Deriving from the past participle of the Italian verb sonare, “to sound,” the term sonata originally denoted a composition played on instruments, as opposed to one that.
Musical Thought in Britain and Germany During the Early Eighteenth Century discusses important changes in attitudes toward music as seen in the writings of British and German philosophers, journalists, and musicians. Selecting four major aesthetic issues (the affections, imitation of nature, taste, and the imagination), Boomgaarden shows that the continuity of Eighteenth-Century musical Cited by: 3.
Following his widely-cited book on London concert life in the late eighteenth century (Concert Life in London from Mozart to Haydn) and the associated Calendar of London ConcertsSimon McVeigh’s research on music in Britain is now largely centred on the period around The AHRC-funded project ‘The Transformation of London Concert Life,’ (in collaboration with Phone: Books shelved as 17th-andth-century: Candide by Voltaire, Gulliver's Travels by Jonathan Swift, The Spirit of the Laws by Montesquieu, The Diary of Sa.
He is best known for his studies and editions of Italian late Baroque music, especially that of Vivaldi.

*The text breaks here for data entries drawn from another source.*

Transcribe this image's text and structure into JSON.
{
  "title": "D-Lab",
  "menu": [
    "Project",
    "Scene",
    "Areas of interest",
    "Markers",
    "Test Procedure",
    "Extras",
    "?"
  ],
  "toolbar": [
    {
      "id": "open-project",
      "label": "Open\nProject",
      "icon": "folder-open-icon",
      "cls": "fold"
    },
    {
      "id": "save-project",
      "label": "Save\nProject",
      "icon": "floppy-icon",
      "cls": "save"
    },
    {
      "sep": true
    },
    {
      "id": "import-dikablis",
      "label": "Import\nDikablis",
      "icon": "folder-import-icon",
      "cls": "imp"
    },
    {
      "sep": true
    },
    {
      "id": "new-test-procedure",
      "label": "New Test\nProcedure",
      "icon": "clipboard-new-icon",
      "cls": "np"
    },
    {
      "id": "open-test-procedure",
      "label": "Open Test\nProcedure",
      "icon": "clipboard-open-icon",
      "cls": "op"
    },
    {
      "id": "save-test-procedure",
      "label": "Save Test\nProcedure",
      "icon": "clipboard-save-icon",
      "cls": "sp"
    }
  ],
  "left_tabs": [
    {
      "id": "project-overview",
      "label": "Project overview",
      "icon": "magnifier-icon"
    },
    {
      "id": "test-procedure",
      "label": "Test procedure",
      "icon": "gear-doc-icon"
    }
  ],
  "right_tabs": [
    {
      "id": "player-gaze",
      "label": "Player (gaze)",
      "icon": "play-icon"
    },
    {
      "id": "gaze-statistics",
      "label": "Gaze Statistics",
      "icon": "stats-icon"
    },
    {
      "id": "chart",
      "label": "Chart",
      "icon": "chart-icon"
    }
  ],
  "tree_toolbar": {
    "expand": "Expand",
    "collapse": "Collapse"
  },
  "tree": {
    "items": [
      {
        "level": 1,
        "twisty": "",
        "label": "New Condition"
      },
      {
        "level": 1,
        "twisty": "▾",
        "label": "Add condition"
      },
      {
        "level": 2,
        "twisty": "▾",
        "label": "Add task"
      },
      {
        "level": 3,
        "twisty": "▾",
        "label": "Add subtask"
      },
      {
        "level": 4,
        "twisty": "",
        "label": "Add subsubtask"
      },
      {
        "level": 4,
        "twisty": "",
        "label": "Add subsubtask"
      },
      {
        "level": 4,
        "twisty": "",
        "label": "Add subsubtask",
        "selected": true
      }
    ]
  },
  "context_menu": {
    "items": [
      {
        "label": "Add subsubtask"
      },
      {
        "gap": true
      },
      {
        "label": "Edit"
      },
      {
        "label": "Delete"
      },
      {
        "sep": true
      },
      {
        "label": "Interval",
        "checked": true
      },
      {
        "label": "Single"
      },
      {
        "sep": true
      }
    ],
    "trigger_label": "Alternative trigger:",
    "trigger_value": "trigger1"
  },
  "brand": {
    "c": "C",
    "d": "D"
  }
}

His most recent book is The Vivaldi Compendium (The Boydell Press, ). A particular interest, reflected in the present article, is the activity of Italian musicians, both visiting and resident, in eighteenth-century by: 1.
His research interests include the operatic and concert music of eighteenth-century France and England, as well as opera in general. He is the author of journal articles and several books, The Performing Arts at Fontainebleau from Louis XIV to Louis XVI () and The Fountainebleau Operas of Jean-Philippe Rameau: A Documentary Study (in progress).
The word cantata first appeared in the Italian composer Alessandro Grandi’s Cantade et arie a voce sola (Cantatas and Arias for Solo Voice; published –29). There were precursors of the cantata in earlier strophic arias (in which the melody for each strophe, or stanza, was varied over a constant bass) and such earlier vocal works of chamber proportion as the late madrigals of Claudio.
Eighteenth-century Italian vocal ornamentation with emphasis on Handel's solo cantatas / by Eunsil Eom. Format Manuscript Published [Bloomington, Ind.]: Indiana University, Description ix, leaves: illustrations, music ; 29 cm D.
Mus. Indiana University Other contributors. Eighteenth-Century Keyboard Music book. Eighteenth-Century Keyboard Music. Haydn’s Solo Keyboard Music. With Elaine Sisman. an astute observer of the musical scene in Vienna and Prague in the s praised Haydn’s keyboard pieces precisely because they were pleasing and usually easy to play, and thus more useful than the excessive Cited by: 1.
This book is concerned with a hundred years of musical drama in England. It charts the development of the genre from the theatre works of Henry Purcell (and his contemporaries) to the dramatic oratorios of George Frideric Handel (and his). En route it investigates the objections to all-sung drama in.
Britain in the Eighteenth Century witnessed a pdf of unprecedented prosperity. This was chiefly the result of a comparatively stable democratic Government and a flourishing international trade with a growing number of colonies supported by trusted financial institutions.festivals inaugurated and musical societies founded.
In Britain’s general history the early eighteenth century brought important social, economic and political changes.
In the Act of Parliamentary Union was signed, heralding the birth of Great Britain; and in the Hanoverian line succeeded to File Size: 7MB.A couple of examples of how British travelers affected the course of music ebook.
Research by Thomas McGeary has revealed a musically fruitful relationship between Thomas Osborne, the fourth Duke of Leeds, and the great singer Carlo Broschi, known by the stage-name Farinelli.